To the part of our soul that loves freedom, rules feel like an insult to our pride. But the story of the golden calf reminds that we become slaves to our passions when left unchaperoned—and there’s nothing freeing about that. When left to our own shortsighted judgement, we are quick to worship qualities that are beneath our civilized way of being. This old Hebrew story tells us about how the ancients felt regarding the degeneration of society when we are left to our own devices, without rules that regulate us to raise our standards. After all, Moses was given “The Ten Commandments,” not Recommendations.
2) Know when it is necessary to break a rule.
Not all rules are equal; some are meant to protect and help us while others limit us. Many of us, for example, may have been raised by caretakers who prevented certain types of explorations because they were overly cautious, didn’t want to deal with the hassle that comes with children’s mistakes, or both. As a result, many of us may have a fear of breaking the rules because we were discouraged from venturing outside our safety zone.
“You don’t learn to walk by following rules. You learn by doing, and by falling over.”
— Richard Branson
While some are afraid to break the rules, others believe that rules are meant to be broken and that it’s the only way to make things happen. Some approach life like everything is forbidden unless granted permission, always asking ‘can I?’ instead of ‘what if?’. Others don’t have any of this so-called learned helplessness and think that everything is allowed unless it’s explicitly prohibited.
The problem with a rigid, binary approach to rules is that it divides people — you are either a conformist or a rebel. A ‘sheep’ or an individualist. An activist or a traditionalist. A liberal or a conservative. Again, rules are neither good or bad; they are useful. And not all rules are equal; sometimes, it’s okay to break the rules. Not randomly, but with a purpose. Choose to break the rules that limit a higher purpose, not just because you don’t like them. Last but not least:
3) Be sure that you are able to handle the consequences of breaking the rule in number 2. If not, follow 1.
Rule-breaking is a form of power, and with great power comes with great responsibility. Breaking rules—that is, leaving what is safe, conforming, and venturing into the unknown—comes with consequences that weigh on you and possibly those around you. You’re about to break the surface of a still pond; are you able to shoulder the changes you make, good and bad? Are you able to take credit for the aftermath it may bring to everyone around you?
Do not break rules for the sake of being a contrarian; conformity isn’t always stupid and rebellion isn’t always smart. Have a proper reason and be certain that you are able to handle the consequences. And last but not least, you are only allowed to break the rules when you have mastered them and understood why they exist.
“The young man knows the rules, but the old man knows the exceptions.”

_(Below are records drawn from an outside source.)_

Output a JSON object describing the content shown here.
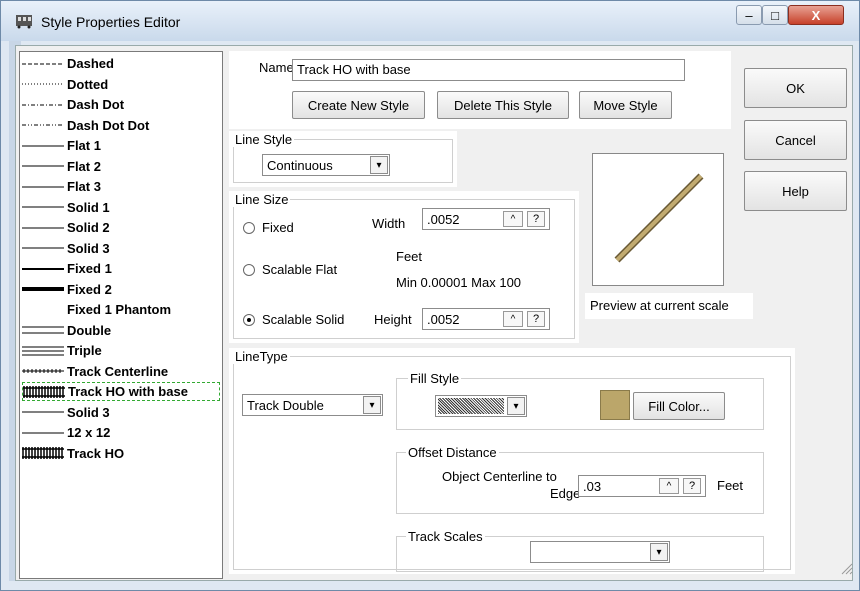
{
  "window": {
    "title": "Style Properties Editor",
    "min_glyph": "–",
    "max_glyph": "□",
    "close_glyph": "X"
  },
  "list": {
    "items": [
      {
        "label": "Dashed",
        "swatch": "dashed"
      },
      {
        "label": "Dotted",
        "swatch": "dotted"
      },
      {
        "label": "Dash Dot",
        "swatch": "dashdot"
      },
      {
        "label": "Dash Dot Dot",
        "swatch": "dashdotdot"
      },
      {
        "label": "Flat 1",
        "swatch": "thin"
      },
      {
        "label": "Flat 2",
        "swatch": "thin"
      },
      {
        "label": "Flat 3",
        "swatch": "thin"
      },
      {
        "label": "Solid 1",
        "swatch": "thin"
      },
      {
        "label": "Solid 2",
        "swatch": "thin"
      },
      {
        "label": "Solid 3",
        "swatch": "thin"
      },
      {
        "label": "Fixed 1",
        "swatch": "medium"
      },
      {
        "label": "Fixed 2",
        "swatch": "thick"
      },
      {
        "label": "Fixed 1 Phantom",
        "swatch": "none"
      },
      {
        "label": "Double",
        "swatch": "double"
      },
      {
        "label": "Triple",
        "swatch": "triple"
      },
      {
        "label": "Track Centerline",
        "swatch": "centerline"
      },
      {
        "label": "Track HO with base",
        "swatch": "track",
        "selected": true
      },
      {
        "label": "Solid 3",
        "swatch": "thin"
      },
      {
        "label": "12 x 12",
        "swatch": "thin"
      },
      {
        "label": "Track HO",
        "swatch": "track"
      }
    ]
  },
  "name": {
    "label": "Name:",
    "value": "Track HO with base"
  },
  "buttons": {
    "create": "Create New Style",
    "delete": "Delete This Style",
    "move": "Move Style",
    "ok": "OK",
    "cancel": "Cancel",
    "help": "Help"
  },
  "line_style": {
    "title": "Line Style",
    "value": "Continuous"
  },
  "line_size": {
    "title": "Line Size",
    "fixed": "Fixed",
    "scalable_flat": "Scalable Flat",
    "scalable_solid": "Scalable Solid",
    "width_label": "Width",
    "width_value": ".0052",
    "height_label": "Height",
    "height_value": ".0052",
    "units": "Feet",
    "minmax": "Min 0.00001  Max 100",
    "selected": "scalable_solid"
  },
  "preview": {
    "caption": "Preview at current scale"
  },
  "linetype": {
    "title": "LineType",
    "value": "Track Double",
    "fill_style_title": "Fill Style",
    "fill_color_label": "Fill Color...",
    "fill_color": "#bba66a",
    "offset_title": "Offset Distance",
    "offset_label_1": "Object Centerline to",
    "offset_label_2": "Edge",
    "offset_value": ".03",
    "offset_units": "Feet",
    "track_scales_title": "Track Scales",
    "track_scales_value": ""
  },
  "spin": {
    "up": "^",
    "help": "?"
  },
  "combo_arrow": "▾"
}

— Oliver Wendell Holmes, Sr.
What’s legal isn’t always what’s ethical. What’s righteous isn’t always what’s lawful. Ultimately, do not let the tail wag the dog. The best rules do not restrict us but instead facilitate our goals and make for fuller, freer lives.
All the best & until next time,
“The Sabbath was made for man, not man for the Sabbath.”
— Mark 2:27
Thanks for reading Pluripotent! There’s good stuff on the way…I’ll let you know when it’s here 💌 If you have once made a pledge, I appreciate you very much :)